UNIVERSITY PARK, Pa. — Three graduate students in Penn State's College of Agricultural Sciences — Phillip Martin, Ismaiel Szink and Rachel Rozum — recently received prestigious National Science Foundation (NSF) Graduate Research Fellowships. 

The NSF Graduate Research Fellowship program annually selects outstanding graduate students for the awards, which provide three years of funding to support participants' master's and doctoral studies. 

The awards are based on the applicants' abilities and accomplishments, as well as their potential to contribute to strengthening the vitality of the U.S. science and engineering enterprise.

Martin, a doctoral student in plant pathology and environmental microbiology, is researching the epidemiology of bitter rot of apples, focusing on population genetics, fungicide resistance, epidemiology and integrated control strategies. His adviser is Kari Peter, assistant professor and research associate in tree fruit pathology.

"Phillip has an admirable drive and passion for learning. He not only maximizes his potential, but stretches it beyond the maximum to see what more he can do and learn," said Peter. 

"I believe he possesses a natural scientific ability and has an incredible future in science. Phillip is also an innate leader who is thoughtful, humble and unassuming. Combined, Phillip embodies the quality of scientist NSF would be proud to support."

Szink, a doctoral student in the intercollege graduate degree program in ecology, will use his fellowship to support research on tree roots and their exudates, which are compounds released by roots into surrounding soil. Exudates may be responsible for weathering rocks, stabilizing soil particles, mobilizing nutrients, stimulating microbial activity and even signaling between plants. 

Szink is a natural leader and highly deserving of a NSF Graduate Fellowship, noted his adviser, David Eissenstat, professor of woody plant physiology and chair of the ecology graduate program.

"Ismaiel is examining how roots and associated mycorrhizal fungi can influence weathering at the Susquehanna-Shale Hills Critical Zone Observatory," Eissenstat said. "This is an exciting area of work at the interface of ecology and geology that requires a highly interdisciplinary training. In particular, little is known about root and microbial exudates under field conditions, and Ismaiel's research should add substantially to this important area."
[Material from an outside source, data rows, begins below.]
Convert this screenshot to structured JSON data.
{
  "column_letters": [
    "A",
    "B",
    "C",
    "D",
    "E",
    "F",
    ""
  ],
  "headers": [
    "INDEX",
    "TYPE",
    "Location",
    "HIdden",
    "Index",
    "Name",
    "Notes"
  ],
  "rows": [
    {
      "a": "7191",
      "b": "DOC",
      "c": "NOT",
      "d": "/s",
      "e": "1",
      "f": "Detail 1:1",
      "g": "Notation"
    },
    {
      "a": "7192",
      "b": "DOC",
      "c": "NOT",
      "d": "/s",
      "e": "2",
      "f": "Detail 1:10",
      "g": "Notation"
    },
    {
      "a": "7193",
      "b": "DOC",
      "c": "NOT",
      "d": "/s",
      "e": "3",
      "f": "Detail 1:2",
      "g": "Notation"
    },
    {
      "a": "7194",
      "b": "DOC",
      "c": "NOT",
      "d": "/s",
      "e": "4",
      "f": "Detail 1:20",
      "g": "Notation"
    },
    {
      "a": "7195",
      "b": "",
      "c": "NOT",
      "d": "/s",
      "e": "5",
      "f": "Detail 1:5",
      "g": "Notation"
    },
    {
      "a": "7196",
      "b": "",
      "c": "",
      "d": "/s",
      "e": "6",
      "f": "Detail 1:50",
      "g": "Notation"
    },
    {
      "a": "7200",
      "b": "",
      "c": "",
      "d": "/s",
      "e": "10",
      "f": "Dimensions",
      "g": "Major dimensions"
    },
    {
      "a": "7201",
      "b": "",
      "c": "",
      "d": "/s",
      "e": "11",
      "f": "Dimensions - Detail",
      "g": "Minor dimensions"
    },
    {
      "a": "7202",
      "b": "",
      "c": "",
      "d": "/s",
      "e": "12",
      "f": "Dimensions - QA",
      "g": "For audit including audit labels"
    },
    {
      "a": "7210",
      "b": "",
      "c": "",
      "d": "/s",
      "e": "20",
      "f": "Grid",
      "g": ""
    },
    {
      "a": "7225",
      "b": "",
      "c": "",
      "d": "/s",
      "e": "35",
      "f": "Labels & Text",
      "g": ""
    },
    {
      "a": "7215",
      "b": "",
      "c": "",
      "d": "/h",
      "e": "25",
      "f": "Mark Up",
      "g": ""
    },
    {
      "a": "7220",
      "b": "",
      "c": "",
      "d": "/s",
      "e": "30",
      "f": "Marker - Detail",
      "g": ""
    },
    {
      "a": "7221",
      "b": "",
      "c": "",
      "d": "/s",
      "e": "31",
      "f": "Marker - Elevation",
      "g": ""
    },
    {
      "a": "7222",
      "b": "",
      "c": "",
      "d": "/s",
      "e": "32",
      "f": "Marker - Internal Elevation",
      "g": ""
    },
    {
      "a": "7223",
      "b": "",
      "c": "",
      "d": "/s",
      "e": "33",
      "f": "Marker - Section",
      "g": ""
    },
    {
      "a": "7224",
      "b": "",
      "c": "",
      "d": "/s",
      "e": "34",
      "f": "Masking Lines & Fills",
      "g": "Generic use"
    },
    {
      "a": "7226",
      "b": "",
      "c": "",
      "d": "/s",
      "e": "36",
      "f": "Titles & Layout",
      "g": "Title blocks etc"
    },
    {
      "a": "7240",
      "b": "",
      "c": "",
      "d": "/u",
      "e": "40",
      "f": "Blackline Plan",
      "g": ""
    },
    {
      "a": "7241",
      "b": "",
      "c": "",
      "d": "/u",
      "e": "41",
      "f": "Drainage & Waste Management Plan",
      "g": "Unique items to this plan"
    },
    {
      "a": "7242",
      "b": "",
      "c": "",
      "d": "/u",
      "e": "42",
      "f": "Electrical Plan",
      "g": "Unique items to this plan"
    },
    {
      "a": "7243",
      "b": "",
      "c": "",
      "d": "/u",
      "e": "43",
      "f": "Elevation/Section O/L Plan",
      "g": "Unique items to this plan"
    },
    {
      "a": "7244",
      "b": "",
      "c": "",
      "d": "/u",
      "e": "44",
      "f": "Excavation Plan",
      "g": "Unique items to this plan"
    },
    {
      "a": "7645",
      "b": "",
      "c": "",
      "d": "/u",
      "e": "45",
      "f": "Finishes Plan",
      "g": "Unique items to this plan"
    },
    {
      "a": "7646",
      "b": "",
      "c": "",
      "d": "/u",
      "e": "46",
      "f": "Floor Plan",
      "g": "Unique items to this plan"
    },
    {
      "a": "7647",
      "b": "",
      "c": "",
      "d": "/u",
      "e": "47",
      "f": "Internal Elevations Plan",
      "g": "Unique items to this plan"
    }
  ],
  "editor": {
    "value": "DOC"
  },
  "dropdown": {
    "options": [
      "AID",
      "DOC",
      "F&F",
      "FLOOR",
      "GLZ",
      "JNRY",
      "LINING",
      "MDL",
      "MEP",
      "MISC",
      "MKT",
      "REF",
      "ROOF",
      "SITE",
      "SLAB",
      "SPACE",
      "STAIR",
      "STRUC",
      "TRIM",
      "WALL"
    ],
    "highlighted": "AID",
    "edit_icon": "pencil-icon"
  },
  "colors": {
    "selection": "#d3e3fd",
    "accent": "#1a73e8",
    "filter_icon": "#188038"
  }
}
Rozum, a doctoral candidate in the intercollege graduate degree program in ecology, will use her fellowship to support the creation of a computer model that will characterize how nutrients such as nitrogen and phosphorus move through ecosystems. 

This will allow farmers to determine the best management practices for their crops, while also considering the effects of their management practices in surrounding watersheds.

Armen Kemanian, associate professor of production systems and modeling, Department of Plant Science, is Rozum's adviser.  

"Rachel's work brings together information technology, hydrology and biogeochemistry to offer solutions to society," Kemanian said. "Her background is in astrophysics, which gives her an original viewpoint.

"But in her own words, applying her quantitative skills to problems in agroecology combines both hard science and the ability to positively affect society through science. She is a serious professional and independent learner."

Martin and Szink were enrolled in the NSF Graduate Fellowship Preparation course that was team taught by College of Agricultural Sciences faculty members Carolee Bull, Christina Grozinger, Shannon Monnat, David Mortensen and Rama Radhakrishna. The course will be offered again during the fall 2017 semester.

Last Updated May 05, 2017